Children with autism present considerable regulation difficulties, including regulating their bodies, thoughts, and emotions. Many parents and therapists report that children with autism may benefit from a weighted blanket to provide constant proprioceptive input to the body, and occupational therapists frequently suggest weighted blankets as part of a therapeutic plan. Indeed weighted blankets are used in early intervention settings, integrated preschools, and some great weighted blankets are sold online. Weighted sensory blankets are used in a variety of ways. For instance, on the lap while children listen to stories or watch shows, and on the body while children nap or sleep for the night. They are used for children with sensory needs, attention regulation needs, and children on the autism spectrum.
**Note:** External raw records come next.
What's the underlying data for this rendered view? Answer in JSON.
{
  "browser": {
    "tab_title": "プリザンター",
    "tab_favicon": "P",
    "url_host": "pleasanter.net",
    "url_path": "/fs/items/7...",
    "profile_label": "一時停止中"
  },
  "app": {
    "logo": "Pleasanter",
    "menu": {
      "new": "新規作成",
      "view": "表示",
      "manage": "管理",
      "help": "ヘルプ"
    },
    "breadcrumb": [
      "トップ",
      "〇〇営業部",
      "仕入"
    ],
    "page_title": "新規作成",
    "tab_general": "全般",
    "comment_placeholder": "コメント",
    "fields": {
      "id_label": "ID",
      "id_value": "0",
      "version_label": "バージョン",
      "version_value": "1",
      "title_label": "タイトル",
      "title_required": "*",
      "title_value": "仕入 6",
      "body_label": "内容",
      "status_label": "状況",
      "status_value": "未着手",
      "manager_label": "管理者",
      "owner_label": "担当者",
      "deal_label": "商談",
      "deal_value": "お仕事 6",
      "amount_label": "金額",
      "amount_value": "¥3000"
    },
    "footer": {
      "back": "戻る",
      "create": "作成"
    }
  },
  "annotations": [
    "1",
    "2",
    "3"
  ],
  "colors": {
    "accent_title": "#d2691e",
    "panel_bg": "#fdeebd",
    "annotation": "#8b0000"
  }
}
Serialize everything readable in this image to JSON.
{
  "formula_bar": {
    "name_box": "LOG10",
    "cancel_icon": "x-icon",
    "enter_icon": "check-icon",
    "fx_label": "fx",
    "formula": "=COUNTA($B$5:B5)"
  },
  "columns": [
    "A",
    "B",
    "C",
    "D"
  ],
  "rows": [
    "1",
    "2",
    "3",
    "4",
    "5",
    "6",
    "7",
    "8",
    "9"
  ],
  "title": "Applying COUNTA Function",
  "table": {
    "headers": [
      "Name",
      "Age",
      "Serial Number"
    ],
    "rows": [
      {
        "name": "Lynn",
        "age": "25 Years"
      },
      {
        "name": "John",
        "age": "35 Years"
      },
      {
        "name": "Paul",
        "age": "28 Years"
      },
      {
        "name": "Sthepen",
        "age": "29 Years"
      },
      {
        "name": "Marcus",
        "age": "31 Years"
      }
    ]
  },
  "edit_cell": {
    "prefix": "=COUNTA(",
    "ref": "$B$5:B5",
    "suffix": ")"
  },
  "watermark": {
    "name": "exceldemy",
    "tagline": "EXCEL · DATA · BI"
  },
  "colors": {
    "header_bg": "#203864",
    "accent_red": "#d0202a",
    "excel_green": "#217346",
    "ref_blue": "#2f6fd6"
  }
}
But exactly how useful are weighted blankets at promoting sleep? A recent study published in the journal Pediatrics compared a regular blanket (normal weight) with a weighted blanket in 67 children and adolescents ranging in age from 5 to 16 years. Each child received one blanket for 2 weeks and then switched over to the other blanket for another 2 weeks. Sleep activity was measured using an actigraph. The authors also collected subjective (self-report opinions) data from parents and children regarding how useful the blanket was for their children's sleep.
Interestingly, there was no solid evidence that the weighted sensory blanket improved sleep quality in the autistic children. The actigraph showed that total sleep durations and sleep onset latency were very similar between weighted and regular blankets. In other words, children did not fall asleep sooner or sleep for longer when they had the weighted blanket as opposed to the regular blanket.
However, parents and children both reported that they preferred the weighted blanket for sleep, even though it did not actually improve sleep quality.
Take home message: Weighted sensory blankets do not improve the quality of sleep, including how long it takes a child to fall asleep and how long they sleep. However, children with autism and their parents express some preference for weighted blankets, suggesting that there may be some long-term unrealized advantages in terms of comfort, regulation, and possibly sleep. Note that the present study only investigated blanket use for 2 weeks, and it is possible that sleep benefits of the blanket may take longer to accrue. Also, it is difficult to know whether children kept the blanket on all night, or if it got pushed off early, or if only a small portion of it was actually contacting the body.
In our experience, weighted sensory blankets can be a good option for children who require sensory input in order to aid in motor regulation, relaxation, and maintaining attention. They are definitely worth trying, particularly during daytime activities that involve maintaining a seated posture and attention for more than 5 minutes.
Below are some of the best weighted blankets for children with sensory needs. Note that these vary in size to fit toddlers to adolescents.